We believe that these Court of Appeals decisions permit this court to abstain. The appellate court has recognized that federal courts should not interfere in the marshalling of an insolvent insurer's assets and that abstention is proper if plaintiff's claims dovetail or parallel those of the Commissioner. General Glass Indus. Corp., 973 F.2d at 203. If this court permitted this suit to go forward, the Commissioner would be severely impeded in her attempts to gather the assets of CLIC and to proceed with an orderly liquidation. Additionally, Lloyds has filed a complaint of interpleader in the Commonwealth Court. That complaint seeks to have that court determine the rights of the various parties to the policy proceeds and to enjoin the parties from instituting or prosecuting any action against Lloyds affecting payments made under the policy. As we have noted, both plaintiffs and the Commissioner are seeking the very same asset--the Lloyds policy. Here, there are competing interests for the same dollars. Significant state policy is involved in deciding whether CLIC's officers and directors should be permitted to use proceeds of a policy allegedly obtained by fraud when use of such funds could deplete the amount of money available to pay policyholders and creditors of an insolvent insurance company. In such a situation, where timely and adequate state-court review is available and federal court review would disrupt state efforts to establish a coherent and important state policy on insurance liquidation, abstention is proper.
In this suit, plaintiffs seek a declaratory judgment as well as injunctive relief. Our conclusion that abstention is proper in this suit is bolstered by a recent Supreme Court decision addressing district courts' discretion in declaratory judgment actions. In Wilton v. Seven Falls Co., 132 L. Ed. 2d 214, 115 S. Ct. 2137, 2143 (1995), the Supreme Court held that a district court may stay or dismiss a declaratory judgment suit before trial as this remedy is nonobligatory. Moreover, the Supreme Court noted that "where the basis for declining to proceed is the pendency of a state proceeding, a stay will often be the preferable course." Id. at 2143 n.2.
Although abstention has been limited to cases involving equity jurisdiction, the Court of Appeals for the Third Circuit has found Burford abstention to be proper in cases seeking declaratory relief even if such relief is not within the traditional boundaries of equity jurisdiction.
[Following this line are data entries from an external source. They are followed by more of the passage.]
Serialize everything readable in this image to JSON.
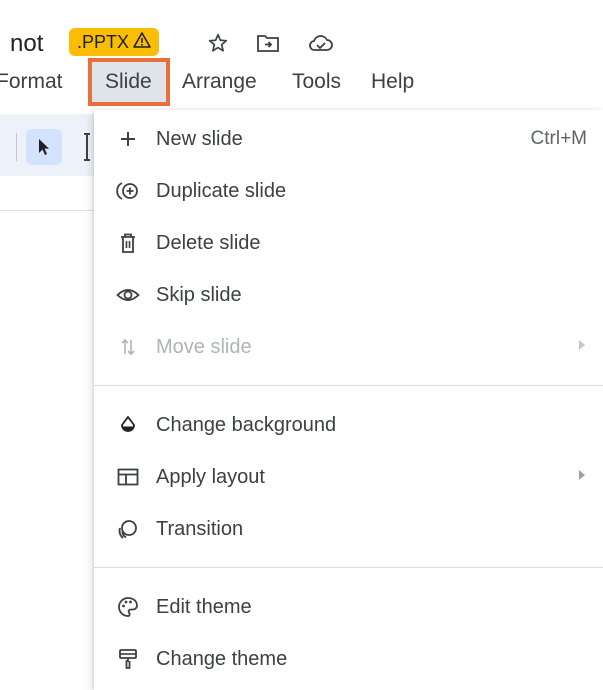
{
  "header": {
    "title_fragment": "not",
    "badge_label": ".PPTX",
    "badge_icon": "warning-icon",
    "icons": [
      "star-icon",
      "move-to-folder-icon",
      "cloud-status-icon"
    ]
  },
  "menubar": {
    "items": [
      {
        "label": "Format"
      },
      {
        "label": "Slide",
        "active": true
      },
      {
        "label": "Arrange"
      },
      {
        "label": "Tools"
      },
      {
        "label": "Help"
      }
    ]
  },
  "toolbar": {
    "icons": [
      "select-cursor-icon",
      "text-box-icon"
    ]
  },
  "dropdown": {
    "items": [
      {
        "label": "New slide",
        "icon": "plus-icon",
        "shortcut": "Ctrl+M"
      },
      {
        "label": "Duplicate slide",
        "icon": "duplicate-icon"
      },
      {
        "label": "Delete slide",
        "icon": "trash-icon"
      },
      {
        "label": "Skip slide",
        "icon": "eye-icon"
      },
      {
        "label": "Move slide",
        "icon": "move-arrows-icon",
        "disabled": true,
        "submenu": true
      },
      {
        "label": "Change background",
        "icon": "fill-drop-icon"
      },
      {
        "label": "Apply layout",
        "icon": "layout-icon",
        "submenu": true
      },
      {
        "label": "Transition",
        "icon": "transition-icon"
      },
      {
        "label": "Edit theme",
        "icon": "palette-icon"
      },
      {
        "label": "Change theme",
        "icon": "paint-roller-icon"
      }
    ]
  },
  "colors": {
    "active_highlight_border": "#e8703a",
    "badge_bg": "#fbbc04",
    "selected_tool_bg": "#d3e3fd"
  }
}
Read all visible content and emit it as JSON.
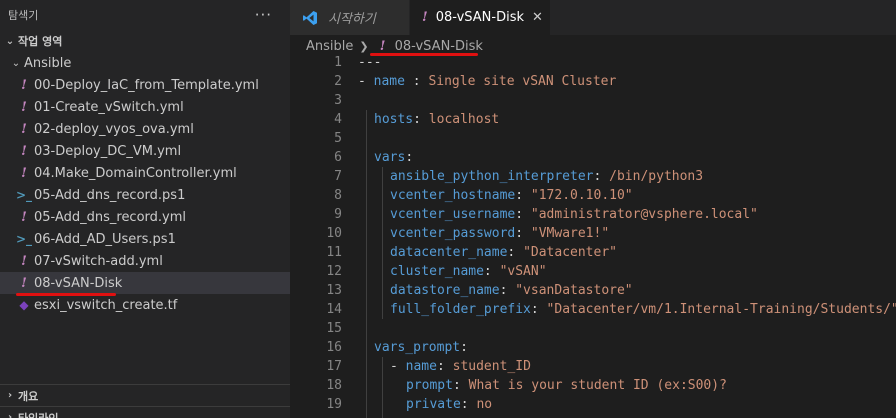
{
  "explorer": {
    "title": "탐색기",
    "more": "···",
    "workspace_label": "작업 영역",
    "folder": "Ansible",
    "files": [
      {
        "name": "00-Deploy_IaC_from_Template.yml",
        "icon": "yaml-icon"
      },
      {
        "name": "01-Create_vSwitch.yml",
        "icon": "yaml-icon"
      },
      {
        "name": "02-deploy_vyos_ova.yml",
        "icon": "yaml-icon"
      },
      {
        "name": "03-Deploy_DC_VM.yml",
        "icon": "yaml-icon"
      },
      {
        "name": "04.Make_DomainController.yml",
        "icon": "yaml-icon"
      },
      {
        "name": "05-Add_dns_record.ps1",
        "icon": "powershell-icon"
      },
      {
        "name": "05-Add_dns_record.yml",
        "icon": "yaml-icon"
      },
      {
        "name": "06-Add_AD_Users.ps1",
        "icon": "powershell-icon"
      },
      {
        "name": "07-vSwitch-add.yml",
        "icon": "yaml-icon"
      },
      {
        "name": "08-vSAN-Disk",
        "icon": "yaml-icon"
      },
      {
        "name": "esxi_vswitch_create.tf",
        "icon": "terraform-icon"
      }
    ],
    "outline_label": "개요",
    "timeline_label": "타임라인"
  },
  "tabs": [
    {
      "label": "시작하기",
      "icon": "vscode-icon"
    },
    {
      "label": "08-vSAN-Disk",
      "icon": "yaml-icon"
    }
  ],
  "breadcrumb": {
    "folder": "Ansible",
    "file": "08-vSAN-Disk"
  },
  "code": [
    {
      "n": "1"
    },
    {
      "n": "2"
    },
    {
      "n": "3"
    },
    {
      "n": "4"
    },
    {
      "n": "5"
    },
    {
      "n": "6"
    },
    {
      "n": "7"
    },
    {
      "n": "8"
    },
    {
      "n": "9"
    },
    {
      "n": "10"
    },
    {
      "n": "11"
    },
    {
      "n": "12"
    },
    {
      "n": "13"
    },
    {
      "n": "14"
    },
    {
      "n": "15"
    },
    {
      "n": "16"
    },
    {
      "n": "17"
    },
    {
      "n": "18"
    },
    {
      "n": "19"
    }
  ],
  "yaml": {
    "doc_start": "---",
    "dash": "- ",
    "name_key": "name",
    "name_val": "Single site vSAN Cluster",
    "hosts_key": "hosts",
    "hosts_val": "localhost",
    "vars_key": "vars",
    "interp_key": "ansible_python_interpreter",
    "interp_val": "/bin/python3",
    "vc_host_key": "vcenter_hostname",
    "vc_host_val": "\"172.0.10.10\"",
    "vc_user_key": "vcenter_username",
    "vc_user_val": "\"administrator@vsphere.local\"",
    "vc_pass_key": "vcenter_password",
    "vc_pass_val": "\"VMware1!\"",
    "dc_key": "datacenter_name",
    "dc_val": "\"Datacenter\"",
    "cl_key": "cluster_name",
    "cl_val": "\"vSAN\"",
    "ds_key": "datastore_name",
    "ds_val": "\"vsanDatastore\"",
    "ff_key": "full_folder_prefix",
    "ff_val": "\"Datacenter/vm/1.Internal-Training/Students/\"",
    "vp_key": "vars_prompt",
    "vp_name_key": "name",
    "vp_name_val": "student_ID",
    "prompt_key": "prompt",
    "prompt_val": "What is your student ID (ex:S00)?",
    "private_key": "private",
    "private_val": "no"
  },
  "colors": {
    "annotation_red": "#e01010",
    "yaml_key": "#569cd6",
    "yaml_string": "#ce9178"
  }
}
Lac D'Amiante du Quebec, 864 F.2d at 1044-45. A subsequent Court of Appeals decision casts doubt on the availability of Burford abstention in cases seeking legal relief but appears to uphold the propriety of such abstention in cases seeking declaratory relief because such relief is quite similar to injunctive relief. University of Md., 923 F.2d at 272. Thus, abstention is permissible in this suit because equity jurisdiction rather than legal relief is sought. Moreover, to the extent that a declaratory judgment is not within equity jurisdiction, the Wilton case supports this court's decision to abstain.
Accordingly, this court will grant the motion to abstain. Since the motion will be granted, there is no need to reach questions involving interpretation of the policy or other issues raised by plaintiffs. This action will be dismissed as "dismissal of the action, rather than retention of jurisdiction pending a state determination is normally appropriate." Baltimore Bank for Cooperatives v. Farmers Cheese Cooperative, 583 F.2d 104, 108 (3d Cir. 1978) (quotation omitted).
AND NOW, this 9th day of August, 1995, for the reasons set forth in the accompanying Memorandum, it is hereby ORDERED that the motion of the Pennsylvania Insurance Commissioner in her capacity as Statutory Liquidator of Corporate Life Insurance Company for abstention is GRANTED.
It is further ORDERED that this action is DISMISSED.
BY THE COURT: